■ GOAL OF THE EXERCISE
The response must consist of every record, restated word for word.
== Segment start ==
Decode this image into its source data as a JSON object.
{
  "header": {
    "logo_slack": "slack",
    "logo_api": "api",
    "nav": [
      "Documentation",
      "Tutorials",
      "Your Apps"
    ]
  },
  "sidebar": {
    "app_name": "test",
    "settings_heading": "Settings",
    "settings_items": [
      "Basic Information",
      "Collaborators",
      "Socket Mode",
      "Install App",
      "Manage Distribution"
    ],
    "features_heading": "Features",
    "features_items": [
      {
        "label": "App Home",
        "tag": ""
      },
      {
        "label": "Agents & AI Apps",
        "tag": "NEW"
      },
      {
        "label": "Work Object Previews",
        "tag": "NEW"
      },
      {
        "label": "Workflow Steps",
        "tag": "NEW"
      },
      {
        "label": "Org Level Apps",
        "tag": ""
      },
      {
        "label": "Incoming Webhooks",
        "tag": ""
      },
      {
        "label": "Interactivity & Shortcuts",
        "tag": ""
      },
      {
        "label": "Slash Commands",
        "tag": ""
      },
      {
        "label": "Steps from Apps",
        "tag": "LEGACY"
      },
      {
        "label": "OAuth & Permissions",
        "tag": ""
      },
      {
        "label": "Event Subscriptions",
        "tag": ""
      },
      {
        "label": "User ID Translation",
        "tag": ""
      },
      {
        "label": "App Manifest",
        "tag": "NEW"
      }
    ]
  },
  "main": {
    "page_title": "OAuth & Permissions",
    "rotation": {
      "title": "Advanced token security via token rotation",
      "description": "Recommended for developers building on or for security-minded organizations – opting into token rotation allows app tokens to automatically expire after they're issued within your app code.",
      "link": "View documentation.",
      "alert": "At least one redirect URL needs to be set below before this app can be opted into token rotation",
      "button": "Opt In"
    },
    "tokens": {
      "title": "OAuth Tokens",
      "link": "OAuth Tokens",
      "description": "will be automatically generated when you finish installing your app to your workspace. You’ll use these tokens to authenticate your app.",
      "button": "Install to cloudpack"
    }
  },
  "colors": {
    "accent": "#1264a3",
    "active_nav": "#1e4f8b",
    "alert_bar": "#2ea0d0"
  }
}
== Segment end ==
■ SOLUTION TO THE EXERCISE
Decode this image into its source data as a JSON object.
{
  "header": {
    "logo_slack": "slack",
    "logo_api": "api",
    "nav": [
      "Documentation",
      "Tutorials",
      "Your Apps"
    ]
  },
  "sidebar": {
    "app_name": "test",
    "settings_heading": "Settings",
    "settings_items": [
      "Basic Information",
      "Collaborators",
      "Socket Mode",
      "Install App",
      "Manage Distribution"
    ],
    "features_heading": "Features",
    "features_items": [
      {
        "label": "App Home",
        "tag": ""
      },
      {
        "label": "Agents & AI Apps",
        "tag": "NEW"
      },
      {
        "label": "Work Object Previews",
        "tag": "NEW"
      },
      {
        "label": "Workflow Steps",
        "tag": "NEW"
      },
      {
        "label": "Org Level Apps",
        "tag": ""
      },
      {
        "label": "Incoming Webhooks",
        "tag": ""
      },
      {
        "label": "Interactivity & Shortcuts",
        "tag": ""
      },
      {
        "label": "Slash Commands",
        "tag": ""
      },
      {
        "label": "Steps from Apps",
        "tag": "LEGACY"
      },
      {
        "label": "OAuth & Permissions",
        "tag": ""
      },
      {
        "label": "Event Subscriptions",
        "tag": ""
      },
      {
        "label": "User ID Translation",
        "tag": ""
      },
      {
        "label": "App Manifest",
        "tag": "NEW"
      }
    ]
  },
  "main": {
    "page_title": "OAuth & Permissions",
    "rotation": {
      "title": "Advanced token security via token rotation",
      "description": "Recommended for developers building on or for security-minded organizations – opting into token rotation allows app tokens to automatically expire after they're issued within your app code.",
      "link": "View documentation.",
      "alert": "At least one redirect URL needs to be set below before this app can be opted into token rotation",
      "button": "Opt In"
    },
    "tokens": {
      "title": "OAuth Tokens",
      "link": "OAuth Tokens",
      "description": "will be automatically generated when you finish installing your app to your workspace. You’ll use these tokens to authenticate your app.",
      "button": "Install to cloudpack"
    }
  },
  "colors": {
    "accent": "#1264a3",
    "active_nav": "#1e4f8b",
    "alert_bar": "#2ea0d0"
  }
}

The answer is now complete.